The plan was agreed by Prime Minister Theresa May's cabinet last week - only for two top ministers to quit in protest at its provisions to adopt EU rules on trade in goods.

The plan foresees an overall "association agreement" with the EU encompassing different deals on different areas.

Here are the key points:


Britain and the EU would maintain a "common rulebook" for goods to ensure smooth trade including in agricultural, food and fisheries products.

In eliminating tariffs, quotas and rules of origin requirements, it would protect supply chains that criss-cross the EU and just-in-time processes vital to, for example, the automotive industry.

It would also avoid border checks between British Northern Ireland and EU member Ireland.

Britain and the EU would agree any new rules through joint technical committees, and parliament would reserve the right to reject them, while accepting consequences for market access.

Britain believes it can have this free trade area as well as an independent trade policy, where it sets its own tariffs on products from outside the EU.

It would use technology to apply British tariffs to goods intended for Britain, and the EU's tariffs on those intended for the bloc.

This would be phased in but officials insist it can be operational before the end of a post-Brexit transition period planned to last until December 2020.

Britain would leave the EU's Common Agricultural Policy and Common Fisheries Policy.


Around £1.4 trillion (US$1.85 billion) of assets are managed in Britain for European clients, the government's "white paper" notes, and the City hosts most of the EU's trading for banks and insurance companies.

The paper concedes that City firms will lose their "passporting" rights to operate freely across the EU, once Britain exits the single market.

But it also says that because of the deep cross-Channel links, "equivalence" is not good enough either.

That refers to special bilateral arrangements already used by financial firms from Wall Street, Japan and China, whereby they agree to meet EU rules to keep access to the common market.

Therefore, it calls for a hybrid arrangement that would adopt equivalence but also recognise "extensive supervisory cooperation and regulatory dialogue" between Britain's financial watchdogs and their EU counterparts.

Catherine McGuinness, policy chairman of the City of London Corporation, called it a "real blow" for the City.


The EU and Britain would establish a political governing body and an official-level technical committee to oversee the deal.

Direct jurisdiction of the European Court of Justice would end, with all disagreements enforced in Britain by British courts, although they would pay "due regard" to EU case law.

Both sides would need to agree a means of resolving disputes, including through binding independent arbitration.

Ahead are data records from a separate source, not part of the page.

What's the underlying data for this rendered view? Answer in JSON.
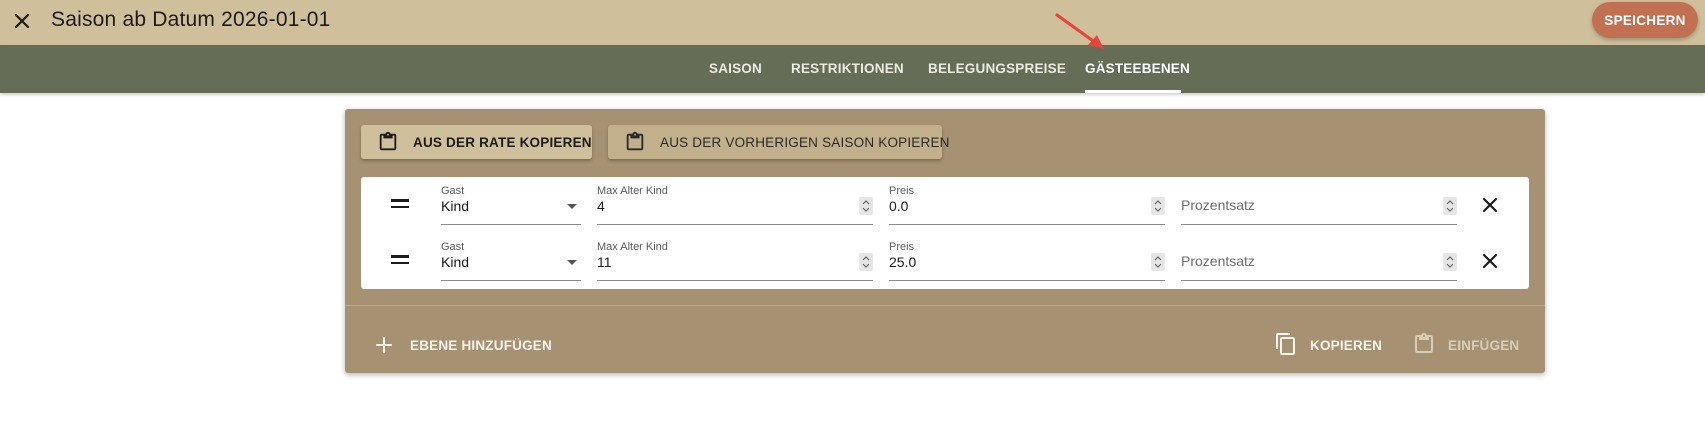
{
  "header": {
    "title": "Saison ab Datum 2026-01-01",
    "save_label": "SPEICHERN"
  },
  "tabs": [
    {
      "label": "SAISON",
      "active": false
    },
    {
      "label": "RESTRIKTIONEN",
      "active": false
    },
    {
      "label": "BELEGUNGSPREISE",
      "active": false
    },
    {
      "label": "GÄSTEEBENEN",
      "active": true
    }
  ],
  "card": {
    "copy_from_rate_label": "AUS DER RATE KOPIEREN",
    "copy_from_prev_season_label": "AUS DER VORHERIGEN SAISON KOPIEREN",
    "rows": [
      {
        "guest_label": "Gast",
        "guest_value": "Kind",
        "max_age_label": "Max Alter Kind",
        "max_age_value": "4",
        "price_label": "Preis",
        "price_value": "0.0",
        "percent_placeholder": "Prozentsatz"
      },
      {
        "guest_label": "Gast",
        "guest_value": "Kind",
        "max_age_label": "Max Alter Kind",
        "max_age_value": "11",
        "price_label": "Preis",
        "price_value": "25.0",
        "percent_placeholder": "Prozentsatz"
      }
    ],
    "add_level_label": "EBENE HINZUFÜGEN",
    "copy_label": "KOPIEREN",
    "paste_label": "EINFÜGEN"
  },
  "colors": {
    "topbar": "#d0bf9b",
    "tabbar": "#656d56",
    "card": "#a69172",
    "save_button": "#c27052",
    "annotation_arrow": "#e8453c"
  },
  "icons": [
    "close-icon",
    "clipboard-icon",
    "drag-handle-icon",
    "chevron-down-icon",
    "spin-arrows-icon",
    "delete-icon",
    "plus-icon",
    "copy-icon",
    "paste-icon",
    "annotation-arrow"
  ]
}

Britain would end free movement of people from the EU, and parliament would decide on any future immigration plans, but would seek reciprocal "mobility arrangements" with the bloc.

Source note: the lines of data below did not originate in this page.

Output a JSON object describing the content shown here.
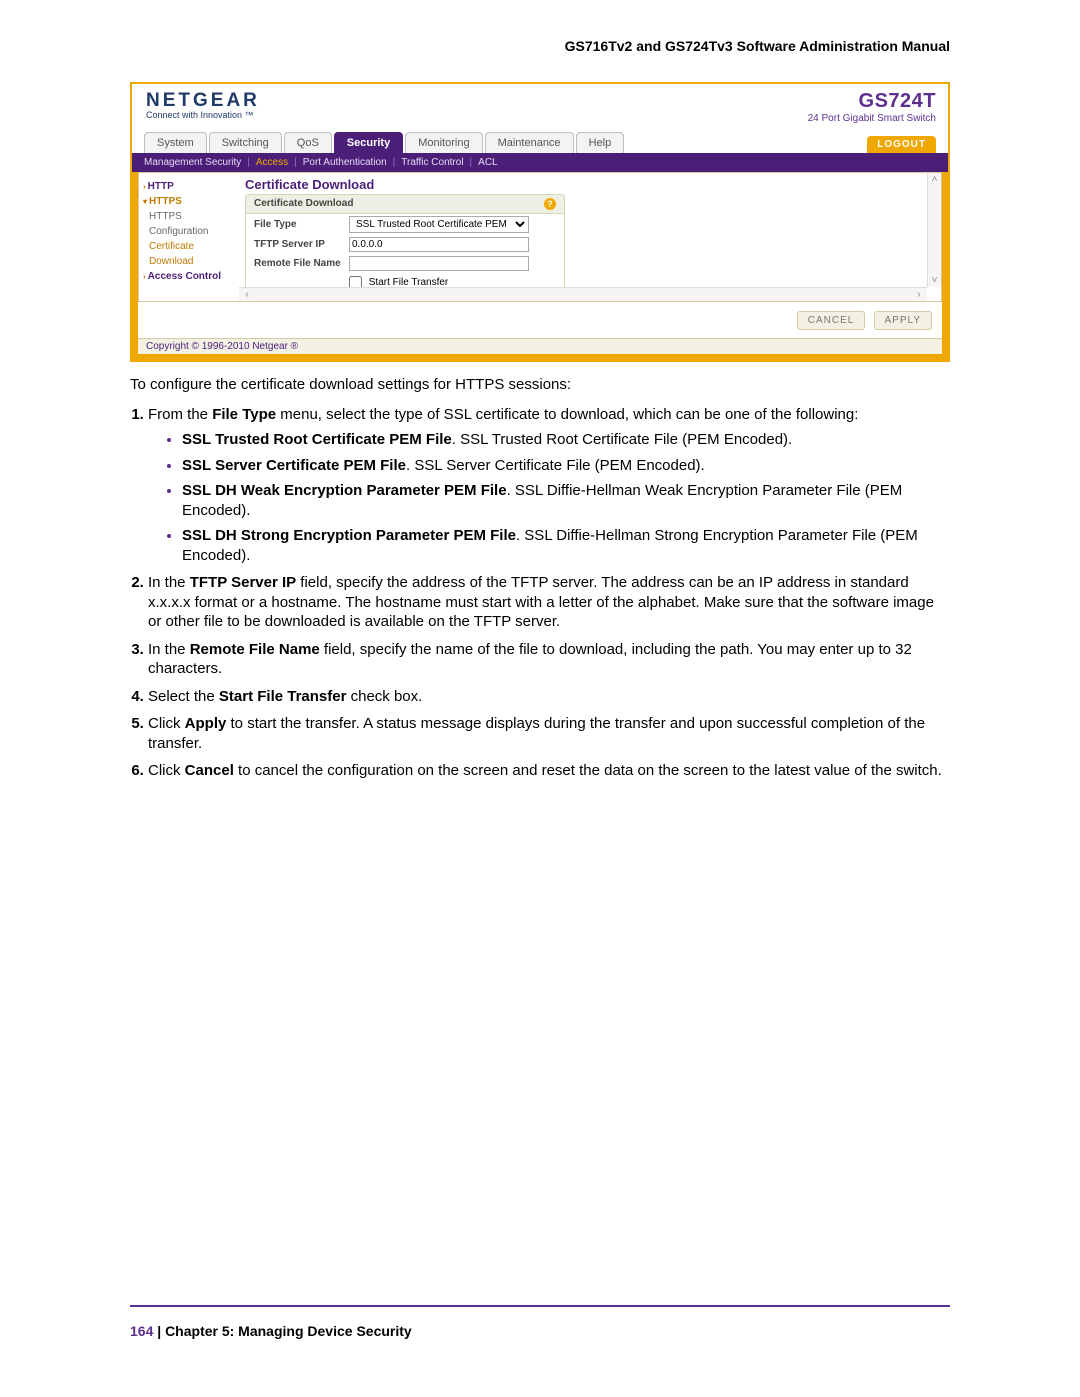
{
  "header": {
    "manual_title": "GS716Tv2 and GS724Tv3 Software Administration Manual"
  },
  "ui": {
    "brand": {
      "logo": "NETGEAR",
      "tagline": "Connect with Innovation ™"
    },
    "model": {
      "name": "GS724T",
      "sub": "24 Port Gigabit Smart Switch"
    },
    "tabs": {
      "t0": "System",
      "t1": "Switching",
      "t2": "QoS",
      "t3": "Security",
      "t4": "Monitoring",
      "t5": "Maintenance",
      "t6": "Help"
    },
    "logout": "LOGOUT",
    "subtabs": {
      "s0": "Management Security",
      "s1": "Access",
      "s2": "Port Authentication",
      "s3": "Traffic Control",
      "s4": "ACL"
    },
    "side": {
      "http": "HTTP",
      "https": "HTTPS",
      "cfg": "HTTPS Configuration",
      "cert": "Certificate Download",
      "ac": "Access Control"
    },
    "panel": {
      "title": "Certificate Download",
      "box_title": "Certificate Download",
      "file_type_label": "File Type",
      "file_type_value": "SSL Trusted Root Certificate PEM File",
      "tftp_label": "TFTP Server IP",
      "tftp_value": "0.0.0.0",
      "remote_label": "Remote File Name",
      "remote_value": "",
      "cb_label": "Start File Transfer"
    },
    "buttons": {
      "cancel": "CANCEL",
      "apply": "APPLY"
    },
    "copyright": "Copyright © 1996-2010 Netgear ®"
  },
  "text": {
    "intro": "To configure the certificate download settings for HTTPS sessions:",
    "s1a": "From the ",
    "s1b": "File Type",
    "s1c": " menu, select the type of SSL certificate to download, which can be one of the following:",
    "b1a": "SSL Trusted Root Certificate PEM File",
    "b1b": ". SSL Trusted Root Certificate File (PEM Encoded).",
    "b2a": "SSL Server Certificate PEM File",
    "b2b": ". SSL Server Certificate File (PEM Encoded).",
    "b3a": "SSL DH Weak Encryption Parameter PEM File",
    "b3b": ". SSL Diffie-Hellman Weak Encryption Parameter File (PEM Encoded).",
    "b4a": "SSL DH Strong Encryption Parameter PEM File",
    "b4b": ". SSL Diffie-Hellman Strong Encryption Parameter File (PEM Encoded).",
    "s2a": "In the ",
    "s2b": "TFTP Server IP",
    "s2c": " field, specify the address of the TFTP server. The address can be an IP address in standard x.x.x.x format or a hostname. The hostname must start with a letter of the alphabet. Make sure that the software image or other file to be downloaded is available on the TFTP server.",
    "s3a": "In the ",
    "s3b": "Remote File Name",
    "s3c": " field, specify the name of the file to download, including the path. You may enter up to 32 characters.",
    "s4a": "Select the ",
    "s4b": "Start File Transfer",
    "s4c": " check box.",
    "s5a": "Click ",
    "s5b": "Apply",
    "s5c": " to start the transfer. A status message displays during the transfer and upon successful completion of the transfer.",
    "s6a": "Click ",
    "s6b": "Cancel",
    "s6c": " to cancel the configuration on the screen and reset the data on the screen to the latest value of the switch."
  },
  "footer": {
    "page": "164",
    "sep": "   |   ",
    "chapter": "Chapter 5:  Managing Device Security"
  }
}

It wants to support businesses to move staff between the two territories, allow mobility for students and young people, and allow citizens to travel without visas for tourism and temporary business activity.

Any deal should also include arrangements ensuring that Britons retiring to EU countries have access to their pensions and healthcare.


Britain would legally commit to a common rulebook on state aid rules, and establish "cooperative arrangements" on competition.

Both sides would agree to maintain high regulatory standards in areas such as environment and employment.


Britain wants a new treaty allowing it to continue using EU internal security measures such as the European Arrest Warrant and to participate in agencies such as Europol.

Source: AFP/zl